THESIS: In her novel The Age of Innocence, Edith Wharton shows that the impacts of societal norms, customs, and traditions are inescapable, through the experiences of characters Ellen Olenska and Newland Archer, and the progression of their relationship. Ellen Olenska is one of the most unique members of New York society, and even though she defies social norms, she is unable to avoid their influence. When “poor Ellen Olenska” first returns to New York City, it is immediately clear that she is an outcast (6). Coming from Europe, she is the opposite of fashionable, contrasting with a typical New York women in numerous ways: how she dresses, where she lives, and how she behaves. Having left Europe to get away from her husband, Ellen decides
Ideas from Thomas Aquinas and Aristotle had men become dominant over passive women. When more educated people entered society, these ideas became universally accepted. Legally, women were considered weak and unable to accomplish tasks done by males. This unfairness between the two genders lasted up to the Industrial Revolution. When women’s roles were limited, they could not contribute to society.
In earlier times, feminism was more about representation of women in the political sphere and their voting rights. But Butler argues and says that it won’t be correct to describe women as one unified homogeneous group as each woman is different in interests, problems, desires and personality. According to her women cannot be a homogeneous group since they come from a wide variety of backgrounds sharing differences in class, ethnicity and race. The point holds much validity when we try to compare and equate the needs and problems faced by a poverty stricken mother from an African village to a wealthy businesswoman from the New York City. She would rather be able to identify with and relate more to a man from similar conditions than the supposed ‘sister’ from the polished society.
Many Americans were uncomfortable with this new, urban, sometimes racy mass culture in fact, for many–even most–people in the United States, the 1920s brought more conflict than celebration. However, for a small handful of young people in the nation’s big cities, the 1920s were roaring indeed.'' Before the war, girls were expected to behave modestly and wear long dresses. When they went out, they had to be accompanied by an older woman or a married woman. It was totally unacceptable for a woman to smoke in public.
In the novel Clarisse automatically doesn’t fit into the society, she happens to be more open minded in which it makes her question any subject. Clarisse also seems very curios about other people’s lives, Clarisse shows how she 's not scared of breaking rules by talking to Montag who at the moment happens to be a firefighter.
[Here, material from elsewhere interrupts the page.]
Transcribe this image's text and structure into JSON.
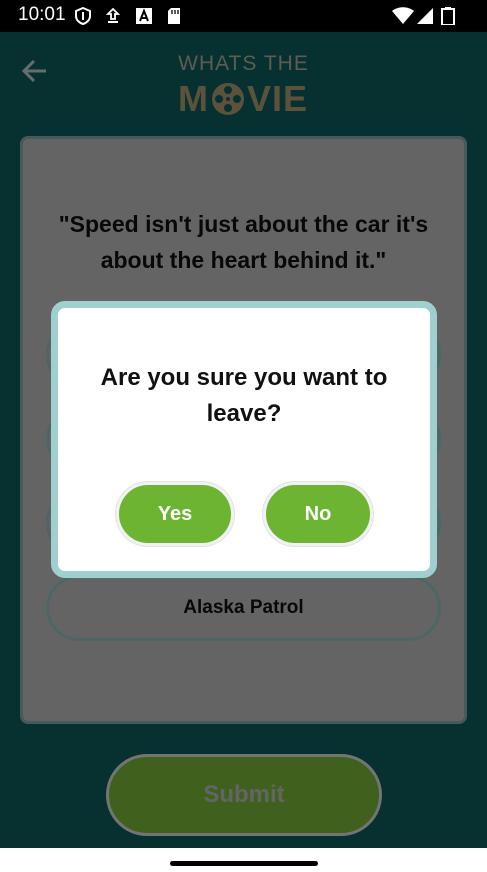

I believe Montag found her personality unique, he had never had a conversation like that with anyone and not even his wife. For example “Are you happy? she said.
Barry doesn’t believe that there is a difference in morality between men and women. He emphasizes their personality and character differences but doesn’t propose that men are better than women or that women are better than men. As a man, Berry appeared somewhat baffled by the actions and preferences of women. Barry says it this way, “…somewhere during the growth process, a hormonal secretion takes place in women that enables them to see dirt that men cannot see” (220). And, “A more representative woman is my friend Maddy, who once invited some people, including my wife and me, over to her house for an evening of stimulating conversation and jovial companionship, which sounds fine except that this particular evening occurred during a World Series game” (222).